What you should do: Examine the records below and count how many lines contain the string "circle". Give only the number.

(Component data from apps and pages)
== Segment start ==

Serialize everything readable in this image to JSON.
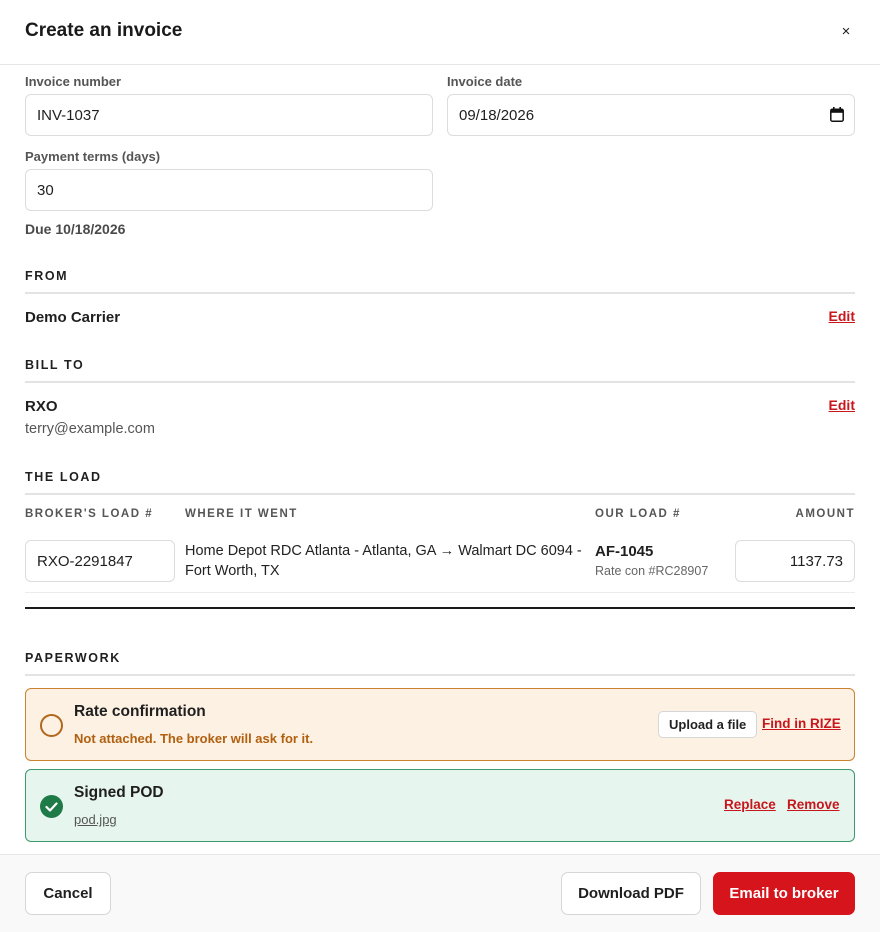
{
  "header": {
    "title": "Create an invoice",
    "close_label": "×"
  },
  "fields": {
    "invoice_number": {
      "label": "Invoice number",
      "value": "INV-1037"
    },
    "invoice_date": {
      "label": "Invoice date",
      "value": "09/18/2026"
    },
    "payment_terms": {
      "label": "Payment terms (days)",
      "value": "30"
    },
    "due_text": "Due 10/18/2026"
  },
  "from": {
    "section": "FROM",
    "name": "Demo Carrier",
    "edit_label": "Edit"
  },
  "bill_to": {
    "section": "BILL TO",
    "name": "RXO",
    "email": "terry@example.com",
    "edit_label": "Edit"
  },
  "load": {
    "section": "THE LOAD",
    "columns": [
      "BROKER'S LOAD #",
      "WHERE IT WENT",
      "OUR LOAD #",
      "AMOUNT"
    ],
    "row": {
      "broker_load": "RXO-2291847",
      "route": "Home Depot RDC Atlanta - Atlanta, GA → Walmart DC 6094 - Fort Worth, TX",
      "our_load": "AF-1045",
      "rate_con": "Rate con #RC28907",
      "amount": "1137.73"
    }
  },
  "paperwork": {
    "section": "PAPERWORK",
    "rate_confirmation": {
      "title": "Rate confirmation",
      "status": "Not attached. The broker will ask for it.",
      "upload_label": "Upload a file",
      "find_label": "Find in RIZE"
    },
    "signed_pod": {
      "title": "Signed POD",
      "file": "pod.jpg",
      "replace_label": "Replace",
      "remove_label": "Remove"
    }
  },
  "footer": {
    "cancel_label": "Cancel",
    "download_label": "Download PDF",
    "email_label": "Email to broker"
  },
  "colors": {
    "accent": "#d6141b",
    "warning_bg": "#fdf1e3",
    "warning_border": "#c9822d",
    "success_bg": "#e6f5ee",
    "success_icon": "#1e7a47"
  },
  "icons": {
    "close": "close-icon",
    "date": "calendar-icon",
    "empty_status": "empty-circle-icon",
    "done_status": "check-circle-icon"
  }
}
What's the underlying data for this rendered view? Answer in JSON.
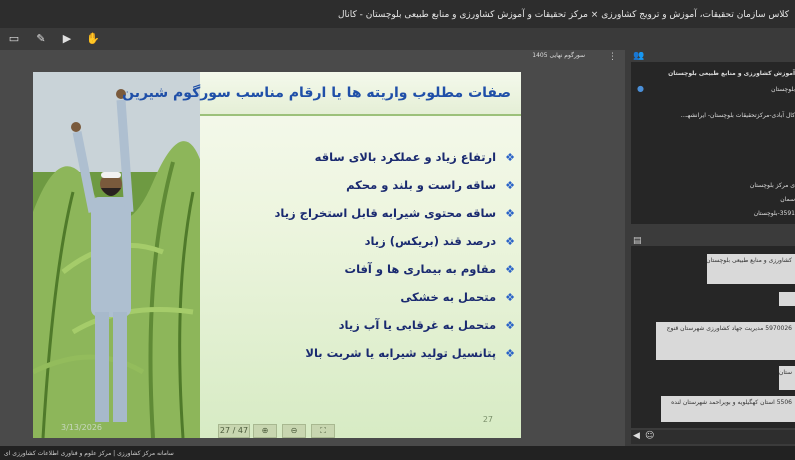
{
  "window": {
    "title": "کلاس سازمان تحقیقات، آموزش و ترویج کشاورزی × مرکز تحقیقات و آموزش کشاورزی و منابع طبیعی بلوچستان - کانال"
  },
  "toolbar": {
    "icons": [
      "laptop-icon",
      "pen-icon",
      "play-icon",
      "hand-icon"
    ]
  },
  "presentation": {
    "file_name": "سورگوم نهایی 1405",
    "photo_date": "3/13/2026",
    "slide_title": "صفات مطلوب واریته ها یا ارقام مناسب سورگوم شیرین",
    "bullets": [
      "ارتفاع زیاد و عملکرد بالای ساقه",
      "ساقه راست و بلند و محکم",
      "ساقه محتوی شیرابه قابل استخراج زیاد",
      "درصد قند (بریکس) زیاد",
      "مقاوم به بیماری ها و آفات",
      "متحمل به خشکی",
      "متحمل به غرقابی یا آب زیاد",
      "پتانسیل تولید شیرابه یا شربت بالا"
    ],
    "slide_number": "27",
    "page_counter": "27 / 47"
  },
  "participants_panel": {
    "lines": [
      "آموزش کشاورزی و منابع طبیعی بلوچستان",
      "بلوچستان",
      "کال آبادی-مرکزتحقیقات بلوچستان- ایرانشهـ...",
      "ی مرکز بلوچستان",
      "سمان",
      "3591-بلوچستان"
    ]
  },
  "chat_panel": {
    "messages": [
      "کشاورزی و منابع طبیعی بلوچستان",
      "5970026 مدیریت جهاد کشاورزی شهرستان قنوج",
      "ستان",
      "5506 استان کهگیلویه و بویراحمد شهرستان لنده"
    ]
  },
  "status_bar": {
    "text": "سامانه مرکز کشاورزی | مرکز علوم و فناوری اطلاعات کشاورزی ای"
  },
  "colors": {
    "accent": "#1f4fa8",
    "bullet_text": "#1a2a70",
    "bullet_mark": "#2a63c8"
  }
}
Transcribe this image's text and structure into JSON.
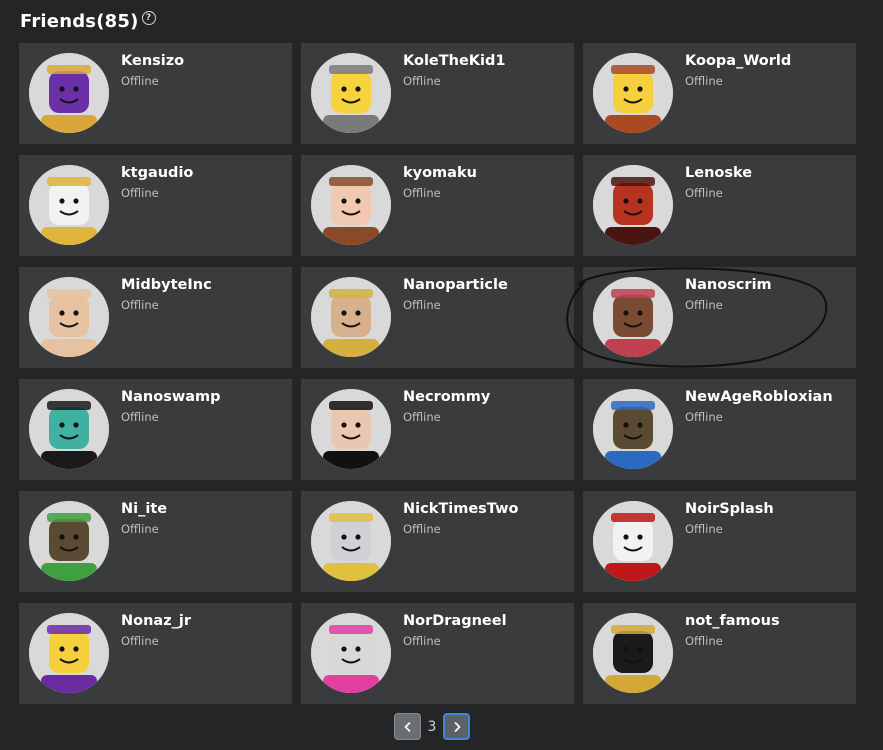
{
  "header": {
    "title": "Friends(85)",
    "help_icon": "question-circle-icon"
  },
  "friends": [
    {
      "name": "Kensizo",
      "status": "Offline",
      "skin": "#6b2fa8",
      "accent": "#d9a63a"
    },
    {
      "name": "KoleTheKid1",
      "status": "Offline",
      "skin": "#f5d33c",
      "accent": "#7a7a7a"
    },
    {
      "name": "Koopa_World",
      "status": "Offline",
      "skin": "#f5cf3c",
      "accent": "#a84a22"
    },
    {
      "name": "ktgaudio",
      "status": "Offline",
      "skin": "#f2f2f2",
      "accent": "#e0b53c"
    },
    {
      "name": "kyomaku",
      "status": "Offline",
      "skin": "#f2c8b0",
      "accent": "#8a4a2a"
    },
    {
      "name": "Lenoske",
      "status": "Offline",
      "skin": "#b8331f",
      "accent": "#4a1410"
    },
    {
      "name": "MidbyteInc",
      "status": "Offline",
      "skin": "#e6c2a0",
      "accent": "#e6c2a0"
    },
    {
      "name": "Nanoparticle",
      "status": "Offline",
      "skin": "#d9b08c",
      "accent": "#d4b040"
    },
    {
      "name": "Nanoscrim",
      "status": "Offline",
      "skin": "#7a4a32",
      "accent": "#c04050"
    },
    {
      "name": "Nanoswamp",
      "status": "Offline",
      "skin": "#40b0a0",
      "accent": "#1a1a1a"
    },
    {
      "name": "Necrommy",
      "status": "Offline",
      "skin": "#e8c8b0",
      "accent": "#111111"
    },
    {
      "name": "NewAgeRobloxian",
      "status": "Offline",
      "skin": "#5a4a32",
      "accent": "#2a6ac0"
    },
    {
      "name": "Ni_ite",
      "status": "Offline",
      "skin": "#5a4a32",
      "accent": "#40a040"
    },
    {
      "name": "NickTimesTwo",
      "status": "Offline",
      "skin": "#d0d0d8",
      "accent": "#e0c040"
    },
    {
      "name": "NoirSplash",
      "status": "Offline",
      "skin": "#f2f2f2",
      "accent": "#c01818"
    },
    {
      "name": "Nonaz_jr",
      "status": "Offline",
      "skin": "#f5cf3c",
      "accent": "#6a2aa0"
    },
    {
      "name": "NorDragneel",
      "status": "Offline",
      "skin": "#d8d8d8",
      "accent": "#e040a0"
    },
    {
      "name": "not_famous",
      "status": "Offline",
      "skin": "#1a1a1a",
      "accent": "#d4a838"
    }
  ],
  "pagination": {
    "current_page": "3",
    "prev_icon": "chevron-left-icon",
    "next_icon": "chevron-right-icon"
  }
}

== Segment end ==

Task output: 3